Somewhere on the periphery of Seoul, between the modern metropolis and the traditional farming communities, lies a ""distant and beautiful place,"" the neighborhood of Wonmi-dong. Here, a young couple from the city struggles to make a home for themselves; a hapless ""salary man"" is forced into door-to-door sales after losing his job; a precocious seven-year-old questions the meaning of friendship and community. Everyone seems to be chasing the intangible dream of a better life. Set against the backdrop of South Korea's breakneck drive for industrialization and economic development in the 1980s, these compassionate and often humorous stories capture the essence of modern South Korean life - including the ubiquitous atmosphere of violence and fear that clouded the country prior to democratization in 1987. They also depict the Korean people's unfailing optimism and love of life. A Distant and Beautiful Place first appeared as a series of linked stories in literary journals between 1985 and 1987. It was published as the collection Wonmi-dong saramdul in 1987 and quickly became a best seller. Yang Kwija, one of South Korea's most respected and popular authors, has since published dozens of novels and shorter pieces.

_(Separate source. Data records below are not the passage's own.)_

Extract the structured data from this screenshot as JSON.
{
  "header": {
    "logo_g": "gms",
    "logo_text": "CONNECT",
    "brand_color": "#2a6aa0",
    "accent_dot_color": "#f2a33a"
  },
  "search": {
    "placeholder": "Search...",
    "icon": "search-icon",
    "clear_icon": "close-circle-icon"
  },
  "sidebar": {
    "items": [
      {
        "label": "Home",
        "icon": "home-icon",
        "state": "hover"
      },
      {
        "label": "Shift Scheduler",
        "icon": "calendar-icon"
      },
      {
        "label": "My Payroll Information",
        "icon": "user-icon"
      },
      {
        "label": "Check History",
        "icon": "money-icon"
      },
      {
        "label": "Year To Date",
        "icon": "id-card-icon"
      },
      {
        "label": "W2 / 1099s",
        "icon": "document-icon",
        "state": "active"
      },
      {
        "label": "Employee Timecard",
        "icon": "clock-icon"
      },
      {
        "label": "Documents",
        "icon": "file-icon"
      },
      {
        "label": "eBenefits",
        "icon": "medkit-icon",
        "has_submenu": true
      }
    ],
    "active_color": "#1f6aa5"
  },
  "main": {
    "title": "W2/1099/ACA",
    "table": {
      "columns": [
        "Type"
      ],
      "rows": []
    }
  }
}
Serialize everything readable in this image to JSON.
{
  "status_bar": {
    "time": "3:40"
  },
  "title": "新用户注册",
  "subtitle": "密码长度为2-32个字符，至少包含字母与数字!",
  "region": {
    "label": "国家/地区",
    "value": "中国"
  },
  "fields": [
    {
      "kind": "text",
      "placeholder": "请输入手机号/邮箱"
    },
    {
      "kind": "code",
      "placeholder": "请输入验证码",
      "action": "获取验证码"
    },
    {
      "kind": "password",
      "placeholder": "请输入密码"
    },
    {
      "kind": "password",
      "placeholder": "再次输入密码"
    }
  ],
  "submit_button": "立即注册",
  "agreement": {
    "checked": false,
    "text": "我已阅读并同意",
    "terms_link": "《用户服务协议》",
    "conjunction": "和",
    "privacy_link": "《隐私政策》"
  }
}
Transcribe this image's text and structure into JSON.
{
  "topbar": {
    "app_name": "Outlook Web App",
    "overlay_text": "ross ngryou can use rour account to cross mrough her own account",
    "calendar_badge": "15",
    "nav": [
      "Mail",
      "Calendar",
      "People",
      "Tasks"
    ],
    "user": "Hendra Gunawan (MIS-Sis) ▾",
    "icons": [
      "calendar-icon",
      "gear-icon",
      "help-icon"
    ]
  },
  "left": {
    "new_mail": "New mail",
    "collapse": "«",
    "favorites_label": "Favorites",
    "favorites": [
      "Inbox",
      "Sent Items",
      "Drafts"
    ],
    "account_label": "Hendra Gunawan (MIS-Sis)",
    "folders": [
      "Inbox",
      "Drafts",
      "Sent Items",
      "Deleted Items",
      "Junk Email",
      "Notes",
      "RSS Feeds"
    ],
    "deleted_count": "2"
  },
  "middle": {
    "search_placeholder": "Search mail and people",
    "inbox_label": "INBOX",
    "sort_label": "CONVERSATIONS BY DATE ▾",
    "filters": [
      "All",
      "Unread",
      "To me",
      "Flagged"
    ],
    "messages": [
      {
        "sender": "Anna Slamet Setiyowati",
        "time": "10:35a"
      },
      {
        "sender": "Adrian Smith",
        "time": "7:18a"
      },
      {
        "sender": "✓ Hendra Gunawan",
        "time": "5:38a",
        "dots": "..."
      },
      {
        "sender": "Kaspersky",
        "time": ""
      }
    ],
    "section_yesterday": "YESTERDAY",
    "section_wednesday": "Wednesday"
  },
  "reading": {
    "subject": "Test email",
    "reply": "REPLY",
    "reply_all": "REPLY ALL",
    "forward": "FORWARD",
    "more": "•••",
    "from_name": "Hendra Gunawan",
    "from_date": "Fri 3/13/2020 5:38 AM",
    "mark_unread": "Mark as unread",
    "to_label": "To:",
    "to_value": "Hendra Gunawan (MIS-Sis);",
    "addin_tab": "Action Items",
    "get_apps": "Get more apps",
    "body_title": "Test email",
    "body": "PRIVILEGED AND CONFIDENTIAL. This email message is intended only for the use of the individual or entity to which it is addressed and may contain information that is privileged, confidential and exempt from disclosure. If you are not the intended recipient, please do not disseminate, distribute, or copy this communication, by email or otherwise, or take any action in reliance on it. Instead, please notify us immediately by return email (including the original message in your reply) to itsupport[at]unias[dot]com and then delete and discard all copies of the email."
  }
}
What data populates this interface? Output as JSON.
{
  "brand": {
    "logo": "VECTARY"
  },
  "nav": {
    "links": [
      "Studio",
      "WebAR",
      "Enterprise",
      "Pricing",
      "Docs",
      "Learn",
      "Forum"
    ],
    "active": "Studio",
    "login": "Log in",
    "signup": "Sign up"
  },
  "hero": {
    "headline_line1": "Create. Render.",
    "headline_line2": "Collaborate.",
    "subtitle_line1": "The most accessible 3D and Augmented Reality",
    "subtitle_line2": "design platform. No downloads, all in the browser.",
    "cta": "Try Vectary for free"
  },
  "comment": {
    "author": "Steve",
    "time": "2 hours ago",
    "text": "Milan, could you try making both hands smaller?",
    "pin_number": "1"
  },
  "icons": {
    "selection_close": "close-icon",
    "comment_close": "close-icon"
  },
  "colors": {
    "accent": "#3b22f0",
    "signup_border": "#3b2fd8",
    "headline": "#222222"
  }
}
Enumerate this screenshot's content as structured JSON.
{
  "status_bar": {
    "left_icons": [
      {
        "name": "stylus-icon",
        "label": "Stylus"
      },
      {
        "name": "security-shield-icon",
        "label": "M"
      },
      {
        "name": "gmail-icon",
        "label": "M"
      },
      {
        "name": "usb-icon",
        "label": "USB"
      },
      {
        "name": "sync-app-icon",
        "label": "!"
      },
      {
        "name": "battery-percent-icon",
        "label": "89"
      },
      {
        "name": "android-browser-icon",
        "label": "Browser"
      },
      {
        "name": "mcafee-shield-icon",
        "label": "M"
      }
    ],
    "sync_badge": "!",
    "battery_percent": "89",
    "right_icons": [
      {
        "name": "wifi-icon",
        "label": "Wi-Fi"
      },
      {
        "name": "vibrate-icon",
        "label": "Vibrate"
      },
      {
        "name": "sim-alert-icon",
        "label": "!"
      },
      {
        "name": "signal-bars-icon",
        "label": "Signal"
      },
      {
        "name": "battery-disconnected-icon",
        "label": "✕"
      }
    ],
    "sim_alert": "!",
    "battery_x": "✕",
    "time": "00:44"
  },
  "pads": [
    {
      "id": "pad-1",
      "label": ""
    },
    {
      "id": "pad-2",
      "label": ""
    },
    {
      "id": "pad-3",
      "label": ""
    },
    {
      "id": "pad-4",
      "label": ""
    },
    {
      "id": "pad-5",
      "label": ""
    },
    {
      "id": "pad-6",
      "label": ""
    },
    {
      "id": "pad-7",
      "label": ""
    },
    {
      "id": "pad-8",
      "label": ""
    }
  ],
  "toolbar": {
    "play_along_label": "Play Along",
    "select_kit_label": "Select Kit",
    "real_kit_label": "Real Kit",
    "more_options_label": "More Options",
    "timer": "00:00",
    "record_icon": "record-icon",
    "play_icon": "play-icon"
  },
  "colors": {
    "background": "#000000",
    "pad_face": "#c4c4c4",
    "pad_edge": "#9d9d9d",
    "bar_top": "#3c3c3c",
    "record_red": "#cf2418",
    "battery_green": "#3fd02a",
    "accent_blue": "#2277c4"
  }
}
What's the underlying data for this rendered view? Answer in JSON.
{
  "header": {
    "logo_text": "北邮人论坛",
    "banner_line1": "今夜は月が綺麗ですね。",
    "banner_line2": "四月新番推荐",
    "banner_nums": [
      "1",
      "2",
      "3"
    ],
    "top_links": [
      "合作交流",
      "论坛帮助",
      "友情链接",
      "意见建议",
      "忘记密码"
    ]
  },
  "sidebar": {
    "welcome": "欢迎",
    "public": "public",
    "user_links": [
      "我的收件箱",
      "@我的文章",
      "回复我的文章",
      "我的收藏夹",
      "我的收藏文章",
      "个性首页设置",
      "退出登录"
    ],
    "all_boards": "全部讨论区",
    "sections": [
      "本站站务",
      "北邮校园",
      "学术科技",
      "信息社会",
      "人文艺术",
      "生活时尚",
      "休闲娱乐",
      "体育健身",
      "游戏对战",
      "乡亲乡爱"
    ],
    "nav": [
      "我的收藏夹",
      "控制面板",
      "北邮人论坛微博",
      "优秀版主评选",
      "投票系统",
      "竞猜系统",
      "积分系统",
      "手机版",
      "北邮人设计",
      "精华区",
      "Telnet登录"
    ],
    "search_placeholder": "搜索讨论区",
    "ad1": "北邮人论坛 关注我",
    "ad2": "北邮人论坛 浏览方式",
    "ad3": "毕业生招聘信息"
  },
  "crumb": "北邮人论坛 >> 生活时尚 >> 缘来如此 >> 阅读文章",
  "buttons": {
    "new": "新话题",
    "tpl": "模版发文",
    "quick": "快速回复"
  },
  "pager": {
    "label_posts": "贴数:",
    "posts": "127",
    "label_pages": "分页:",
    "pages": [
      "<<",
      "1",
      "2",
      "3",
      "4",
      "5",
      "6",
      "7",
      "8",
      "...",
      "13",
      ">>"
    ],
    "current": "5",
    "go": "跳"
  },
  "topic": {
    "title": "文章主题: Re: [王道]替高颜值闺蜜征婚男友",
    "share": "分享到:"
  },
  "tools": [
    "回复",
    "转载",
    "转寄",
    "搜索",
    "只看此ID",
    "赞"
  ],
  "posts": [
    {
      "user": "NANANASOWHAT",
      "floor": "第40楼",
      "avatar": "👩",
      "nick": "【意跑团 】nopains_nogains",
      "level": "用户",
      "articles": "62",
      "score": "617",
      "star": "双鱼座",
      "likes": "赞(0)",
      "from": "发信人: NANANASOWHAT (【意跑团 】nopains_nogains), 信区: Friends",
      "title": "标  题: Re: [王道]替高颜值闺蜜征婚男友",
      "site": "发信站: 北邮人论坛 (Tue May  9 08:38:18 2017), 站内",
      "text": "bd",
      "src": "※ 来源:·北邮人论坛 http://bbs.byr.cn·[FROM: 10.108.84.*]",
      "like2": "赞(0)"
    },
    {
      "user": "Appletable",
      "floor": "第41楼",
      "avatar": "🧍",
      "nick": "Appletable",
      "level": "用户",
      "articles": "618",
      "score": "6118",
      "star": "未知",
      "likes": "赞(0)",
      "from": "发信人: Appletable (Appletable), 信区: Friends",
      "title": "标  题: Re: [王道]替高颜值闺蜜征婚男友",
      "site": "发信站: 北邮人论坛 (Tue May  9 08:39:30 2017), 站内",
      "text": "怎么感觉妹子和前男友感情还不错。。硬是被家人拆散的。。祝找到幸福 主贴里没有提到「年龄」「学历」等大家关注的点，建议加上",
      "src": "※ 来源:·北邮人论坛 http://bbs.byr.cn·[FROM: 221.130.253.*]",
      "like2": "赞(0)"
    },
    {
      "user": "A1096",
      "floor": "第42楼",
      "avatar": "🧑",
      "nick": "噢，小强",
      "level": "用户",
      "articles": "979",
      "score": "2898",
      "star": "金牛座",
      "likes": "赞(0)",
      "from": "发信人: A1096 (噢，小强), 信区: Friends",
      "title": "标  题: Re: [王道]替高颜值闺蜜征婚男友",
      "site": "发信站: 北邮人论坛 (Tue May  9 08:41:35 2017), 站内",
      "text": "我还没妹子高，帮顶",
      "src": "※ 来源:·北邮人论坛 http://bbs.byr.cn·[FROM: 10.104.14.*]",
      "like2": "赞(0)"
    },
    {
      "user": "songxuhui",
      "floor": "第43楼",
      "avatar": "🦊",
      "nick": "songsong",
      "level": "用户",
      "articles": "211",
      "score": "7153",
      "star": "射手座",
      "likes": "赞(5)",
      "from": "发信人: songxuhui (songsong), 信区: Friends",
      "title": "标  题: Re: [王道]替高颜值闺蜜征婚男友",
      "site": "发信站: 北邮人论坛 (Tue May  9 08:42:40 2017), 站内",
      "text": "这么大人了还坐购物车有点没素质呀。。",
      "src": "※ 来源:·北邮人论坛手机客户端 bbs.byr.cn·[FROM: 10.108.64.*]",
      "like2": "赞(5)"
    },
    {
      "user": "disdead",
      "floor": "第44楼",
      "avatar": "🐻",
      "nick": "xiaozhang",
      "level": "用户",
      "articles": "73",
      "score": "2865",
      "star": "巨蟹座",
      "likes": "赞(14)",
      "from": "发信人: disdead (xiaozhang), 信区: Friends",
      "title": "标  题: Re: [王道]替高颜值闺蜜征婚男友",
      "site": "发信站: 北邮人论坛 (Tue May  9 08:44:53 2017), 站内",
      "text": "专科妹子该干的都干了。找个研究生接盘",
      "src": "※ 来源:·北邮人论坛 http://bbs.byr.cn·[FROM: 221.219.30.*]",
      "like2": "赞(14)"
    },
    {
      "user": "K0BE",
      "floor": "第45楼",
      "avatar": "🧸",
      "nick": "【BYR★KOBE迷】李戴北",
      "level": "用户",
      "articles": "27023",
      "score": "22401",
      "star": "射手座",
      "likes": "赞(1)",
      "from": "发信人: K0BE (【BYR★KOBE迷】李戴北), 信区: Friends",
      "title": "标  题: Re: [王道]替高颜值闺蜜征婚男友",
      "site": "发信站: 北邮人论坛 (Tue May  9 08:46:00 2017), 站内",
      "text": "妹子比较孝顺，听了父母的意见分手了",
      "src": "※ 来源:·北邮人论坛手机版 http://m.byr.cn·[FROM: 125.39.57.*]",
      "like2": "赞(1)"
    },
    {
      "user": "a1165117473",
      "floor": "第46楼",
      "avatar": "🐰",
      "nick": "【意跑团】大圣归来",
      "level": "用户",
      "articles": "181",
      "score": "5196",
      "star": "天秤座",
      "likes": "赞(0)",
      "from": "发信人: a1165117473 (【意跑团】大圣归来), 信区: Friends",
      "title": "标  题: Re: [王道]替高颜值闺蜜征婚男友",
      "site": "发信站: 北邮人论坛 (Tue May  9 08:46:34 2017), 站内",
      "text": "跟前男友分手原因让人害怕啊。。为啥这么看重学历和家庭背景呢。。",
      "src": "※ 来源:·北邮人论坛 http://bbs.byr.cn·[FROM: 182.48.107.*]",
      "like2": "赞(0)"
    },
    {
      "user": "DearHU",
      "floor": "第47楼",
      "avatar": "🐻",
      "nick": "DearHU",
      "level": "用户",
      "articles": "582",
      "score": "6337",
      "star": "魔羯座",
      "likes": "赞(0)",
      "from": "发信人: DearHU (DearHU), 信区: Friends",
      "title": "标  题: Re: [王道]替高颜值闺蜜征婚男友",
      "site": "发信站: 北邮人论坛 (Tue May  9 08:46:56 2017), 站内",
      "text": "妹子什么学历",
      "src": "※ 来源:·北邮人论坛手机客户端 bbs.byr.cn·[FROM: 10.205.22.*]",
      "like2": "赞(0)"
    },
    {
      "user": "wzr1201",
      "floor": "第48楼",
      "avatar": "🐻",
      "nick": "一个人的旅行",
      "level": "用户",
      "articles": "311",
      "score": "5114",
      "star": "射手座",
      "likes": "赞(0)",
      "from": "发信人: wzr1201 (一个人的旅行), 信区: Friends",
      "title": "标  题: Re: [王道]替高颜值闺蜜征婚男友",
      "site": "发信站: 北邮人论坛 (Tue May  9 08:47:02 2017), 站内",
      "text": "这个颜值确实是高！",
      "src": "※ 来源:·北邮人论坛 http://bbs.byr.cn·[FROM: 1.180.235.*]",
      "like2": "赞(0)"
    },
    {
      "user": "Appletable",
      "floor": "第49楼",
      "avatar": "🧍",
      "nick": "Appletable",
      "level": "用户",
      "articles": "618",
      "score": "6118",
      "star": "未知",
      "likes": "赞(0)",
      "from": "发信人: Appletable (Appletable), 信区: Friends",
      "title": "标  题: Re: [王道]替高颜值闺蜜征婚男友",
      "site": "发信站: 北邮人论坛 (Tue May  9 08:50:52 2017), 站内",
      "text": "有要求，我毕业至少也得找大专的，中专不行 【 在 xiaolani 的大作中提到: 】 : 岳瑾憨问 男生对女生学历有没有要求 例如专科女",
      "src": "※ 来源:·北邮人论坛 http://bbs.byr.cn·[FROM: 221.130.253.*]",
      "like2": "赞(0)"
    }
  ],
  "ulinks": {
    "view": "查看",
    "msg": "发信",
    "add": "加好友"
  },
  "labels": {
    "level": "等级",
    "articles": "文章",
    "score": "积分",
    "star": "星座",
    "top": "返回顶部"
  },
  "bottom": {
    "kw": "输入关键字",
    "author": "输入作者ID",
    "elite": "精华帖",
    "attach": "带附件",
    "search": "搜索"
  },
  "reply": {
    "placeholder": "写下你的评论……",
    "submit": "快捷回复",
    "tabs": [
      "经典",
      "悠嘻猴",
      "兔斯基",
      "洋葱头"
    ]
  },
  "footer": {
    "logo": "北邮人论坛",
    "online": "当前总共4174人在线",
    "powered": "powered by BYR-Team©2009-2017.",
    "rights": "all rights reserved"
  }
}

Kim So-young is a freelance translator living in Seoul. She translates for News-week Korea and the Foreign Broadcast Information Service attached to the U.S. Embassy in Seoul. Julie Pickering is a translator and editor living in Seattle. Her literary translations include The Prophet and Other Stories, a collection of novellas and short stories by Yi Ch'ongjun, and Hwang Sunwon's The Descendants of Cain, translated with Suh Ji-moon.